We Taylor administrator team members have discussed moving this blog, and I was holding off on posting. But so far, it looks like the blog will remain here! This is a submission from one of the administrators, Ralph Taylor. Ralph has a keen interest in the statistical side to genetic DNA and he has submitted several other pieces which I'll post in the coming days.
Sometimes, Y-DNA matches point to a common ancestor who might have lived thousands of years in the past. Finding a name or other information about this man can be an almost insurmountable task; the range of time exceeds the"genealogical time frame".
While it's fun to imagine our Taylor ancestors fighting alongside King Arthur against the Saxons (or, fighting with the Saxons against Arthur) it's not genealogy unless we can link a line of descent with specific people. The International Society for Genetic Genealogy (ISOGG) defines
Surnames: If you've struggled with too many men of the same name in the same time and place, you know how important surnames are to genealogy. Without surnames, it gets even more confusing. The practice of surnames passing from father to children came into common use only as far back as the mid-14th century (about 650 years ago) in England and even more recently in other places. We believe it traces to a 1353 edict on the issue by King Edward III. With few exceptions, the occupationally-based Taylor surname dates from this time. Earlier ancestors would not have had a surname.
The Scandinavian patronymic system -- in which Carl, the son of Peter, was named Carl Peterson & Peter's grandson became Hans Carlson -- persisted into the 19th century. The Germanic practice of men "marrying the farm" and taking the farm's name lasted about as long.
Written records: In Europe, the practice of recording baptisms, marriages & funerals of parishioners began with the slow spread of the Christian Church. Written records were then adopted by secular authorities for other purposes such as taxes, military conscription and worker control. Written records are, of course, dependent on a written language and a minimum level of literacy. Many ancient languages had no written form, so monks & priests wrote in Latin. Even kings, whose first job was warrioring,were often illiterate.

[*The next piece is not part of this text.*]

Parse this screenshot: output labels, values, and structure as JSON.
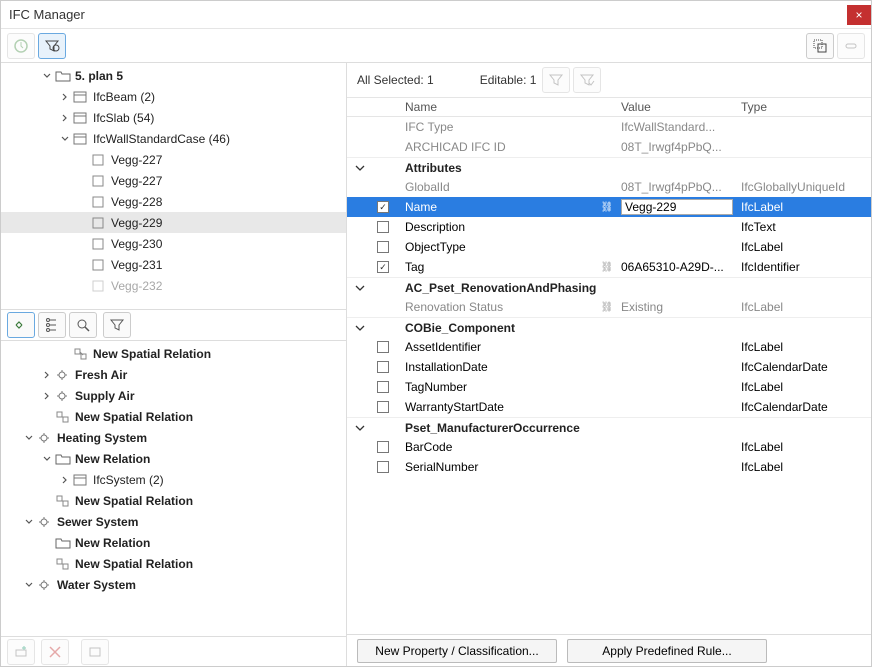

The Bubonic Plague (also mid-14th century) indirectly stimulated record-keeping on previously-ignored ordinary folk. The plague killed two-thirds of Europe's population and the rigid feudal society as well. As serfs - whose masters had died - fled and masters - whose serfs had died -sought replacement workers, unprecedented movements of people & resulting paranoia were created. Suddenly, it was important to write down who was living in your town or county. Previous records (such as the Domesday Book of 1086) named only taxpayers, the aristocracy. Histories named only the major players -- the "stars", not the supporting casts. We are familiar the effects time has on written records. Courthouses burn, churches and archives are bombed, paper molders.
All these and more conspire to make records which once existed no longer available. The more time that has transpired since a record was created, the less likely it still exists.
Conclusion: I believe ISOGG is being generous with its "up to 1000 years", at least so far as Great Britain & Ireland (from which many Taylor families came) are concerned. I'd peg our GTF as beginning about 1350 AD. Genealogy isn't alchemy; we can't turn lead into gold. We can only work with what there is. Most of us have limits on the time, money and effort we can devote to family history; we have to set priorities. A DNA match pointing to a 90% probability of an ancestor who may have lived before 1350 may not be worth making a high research priority.